### Requirement
The answer must consist of every line in the data that contains "label".

[Dataset entries]
+++
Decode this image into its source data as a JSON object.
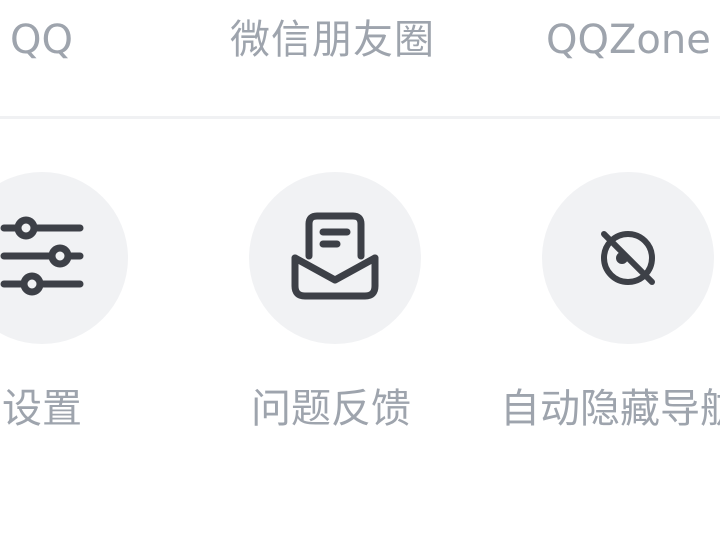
{
  "share_targets": [
    {
      "label": "QQ"
    },
    {
      "label": "微信朋友圈"
    },
    {
      "label": "QQZone"
    }
  ],
  "actions": [
    {
      "label": "设置",
      "icon": "settings-sliders-icon"
    },
    {
      "label": "问题反馈",
      "icon": "feedback-mail-icon"
    },
    {
      "label": "自动隐藏导航",
      "icon": "hide-eye-slash-icon"
    }
  ],
  "colors": {
    "label": "#9ea4ad",
    "icon": "#3d4047",
    "circle_bg": "#f1f2f4",
    "divider": "#f0f1f3"
  }
}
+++
### Exercise result
      "label": "QQ"
      "label": "微信朋友圈"
      "label": "QQZone"
      "label": "设置",
      "label": "问题反馈",
      "label": "自动隐藏导航",
    "label": "#9ea4ad",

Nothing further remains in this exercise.